MAN IN THE MODERN WORLD
so the size of the growth ring in its wood preserves for us the record of
the season. By measuring the growth rings of over two thousand big
trees, Douglass has given us a curve of climate which corresponds with
remarkable accuracy with what we have deduced from other sources.
Some of these trees date back four thousand years. In their trunks
we can read of the dry periods which spread civilization over the
world but spelled the ruin of the first Archaic Culture; of the "class-
ical" rainfall maximum, as Brooks calls it, which allowed Greece and
Rome and Yucatan to achieve their destiny; of the new drought
which brought the barbarians into the Holy City and raised the
Norsemen to their first height of activity. And they record for us the
final settling of the fertilizing, energy-giving belt of cyclonic weather
in its present place, a thousand miles and more northward of its old
Thus climatic belts have not shifted seriously for almost a thousand
years. What will happen to civilization when they move again we
can hardly foresee; but we cannot suppose that shifting climate will
respect our modern balance of power, any more than it spared the

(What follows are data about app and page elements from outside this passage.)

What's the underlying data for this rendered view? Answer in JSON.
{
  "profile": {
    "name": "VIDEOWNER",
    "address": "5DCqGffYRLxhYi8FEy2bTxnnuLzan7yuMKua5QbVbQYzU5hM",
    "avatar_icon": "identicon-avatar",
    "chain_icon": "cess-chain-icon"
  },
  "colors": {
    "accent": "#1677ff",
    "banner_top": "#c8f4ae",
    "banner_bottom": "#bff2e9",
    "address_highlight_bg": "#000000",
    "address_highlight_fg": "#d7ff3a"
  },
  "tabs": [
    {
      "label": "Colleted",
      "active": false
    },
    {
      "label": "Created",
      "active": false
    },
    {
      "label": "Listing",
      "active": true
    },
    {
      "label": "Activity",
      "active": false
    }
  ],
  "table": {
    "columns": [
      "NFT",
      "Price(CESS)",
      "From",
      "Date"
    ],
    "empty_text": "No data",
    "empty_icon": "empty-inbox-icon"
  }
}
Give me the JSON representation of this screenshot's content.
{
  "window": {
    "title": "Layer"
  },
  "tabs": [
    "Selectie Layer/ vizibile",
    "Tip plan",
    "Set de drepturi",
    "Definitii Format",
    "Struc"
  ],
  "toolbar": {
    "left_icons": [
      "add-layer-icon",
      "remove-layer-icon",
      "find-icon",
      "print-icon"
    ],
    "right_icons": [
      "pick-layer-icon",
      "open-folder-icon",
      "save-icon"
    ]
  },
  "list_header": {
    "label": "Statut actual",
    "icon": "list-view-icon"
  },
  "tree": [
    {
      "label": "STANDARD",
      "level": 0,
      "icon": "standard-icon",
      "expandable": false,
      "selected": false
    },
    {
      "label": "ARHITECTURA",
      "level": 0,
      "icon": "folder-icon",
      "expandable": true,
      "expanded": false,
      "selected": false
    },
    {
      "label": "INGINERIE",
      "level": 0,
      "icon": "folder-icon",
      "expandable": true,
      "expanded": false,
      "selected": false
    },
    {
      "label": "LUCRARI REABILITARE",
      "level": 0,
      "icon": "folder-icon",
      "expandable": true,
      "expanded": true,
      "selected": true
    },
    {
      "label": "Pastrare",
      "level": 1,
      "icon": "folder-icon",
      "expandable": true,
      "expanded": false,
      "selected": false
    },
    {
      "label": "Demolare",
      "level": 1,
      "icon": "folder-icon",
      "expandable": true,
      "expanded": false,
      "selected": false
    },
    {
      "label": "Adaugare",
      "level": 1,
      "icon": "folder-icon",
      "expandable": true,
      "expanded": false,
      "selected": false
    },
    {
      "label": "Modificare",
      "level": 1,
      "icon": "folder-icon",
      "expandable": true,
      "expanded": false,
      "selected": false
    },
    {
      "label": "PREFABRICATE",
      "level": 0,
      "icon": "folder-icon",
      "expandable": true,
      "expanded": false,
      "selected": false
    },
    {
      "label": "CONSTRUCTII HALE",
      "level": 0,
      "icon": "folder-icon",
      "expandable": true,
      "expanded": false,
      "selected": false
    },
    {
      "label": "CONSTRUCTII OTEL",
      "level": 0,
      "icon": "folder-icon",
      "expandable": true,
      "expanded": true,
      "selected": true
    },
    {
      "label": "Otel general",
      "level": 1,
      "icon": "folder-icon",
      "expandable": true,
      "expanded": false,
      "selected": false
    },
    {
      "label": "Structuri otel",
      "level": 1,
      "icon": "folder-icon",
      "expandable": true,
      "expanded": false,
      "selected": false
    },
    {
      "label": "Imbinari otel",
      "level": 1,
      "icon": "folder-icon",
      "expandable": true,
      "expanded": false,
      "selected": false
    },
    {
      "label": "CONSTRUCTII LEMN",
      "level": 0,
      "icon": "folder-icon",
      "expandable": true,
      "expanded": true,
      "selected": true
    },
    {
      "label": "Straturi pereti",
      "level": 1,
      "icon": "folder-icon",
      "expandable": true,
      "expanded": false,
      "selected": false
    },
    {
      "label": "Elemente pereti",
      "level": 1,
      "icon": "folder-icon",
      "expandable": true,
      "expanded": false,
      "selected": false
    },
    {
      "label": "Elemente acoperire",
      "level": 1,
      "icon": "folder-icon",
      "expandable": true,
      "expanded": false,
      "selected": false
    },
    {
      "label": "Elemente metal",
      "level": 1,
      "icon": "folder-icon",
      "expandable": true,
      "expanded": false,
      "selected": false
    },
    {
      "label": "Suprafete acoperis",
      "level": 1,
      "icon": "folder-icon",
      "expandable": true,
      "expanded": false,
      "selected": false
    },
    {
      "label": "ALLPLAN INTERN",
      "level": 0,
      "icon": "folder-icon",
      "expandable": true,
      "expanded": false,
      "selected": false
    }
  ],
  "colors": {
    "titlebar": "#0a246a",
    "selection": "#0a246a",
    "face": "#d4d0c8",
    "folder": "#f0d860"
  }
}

civilizations of Mesopotamia. Climate is inexorable.
The question of the effects of climate and other natural phenomena
on human history is not all speculative. We can sec some of its very
practical ramifications in the problems of cattle, soil, and grasslands.
Here the chemistry of soils enters in as well as climate, but the two
are not without relation.
From time to time, in different parts of the world, cattle exhibit
perverted appetites, They take to chewing bones, and will sometimes
even devour the carcasses of other cattle that have died. These
abnormal instincts are invariably the prelude to grave disorders. Ixx
typical cases the bones grow soft, the joints become swollen, the
animals get thin and feeble and move stiffly and awkwardly; their
hoofs grow abnormally long; sterility and abortion are common.
Milch cows and young growing beasts are invariably the most seri-
ously affected; and imported modern breeds suffer worse than the
poorer native types. Sheep may be affected in the same sort of way;
and horses too, though more rarely.
These outbreaks, which may inflict severe losses, may only recur
every few years; or they may continue unabated for long periods.
In every case they are confined to particular regions. In such a
region, even in years when there is no actual disease, the arumals are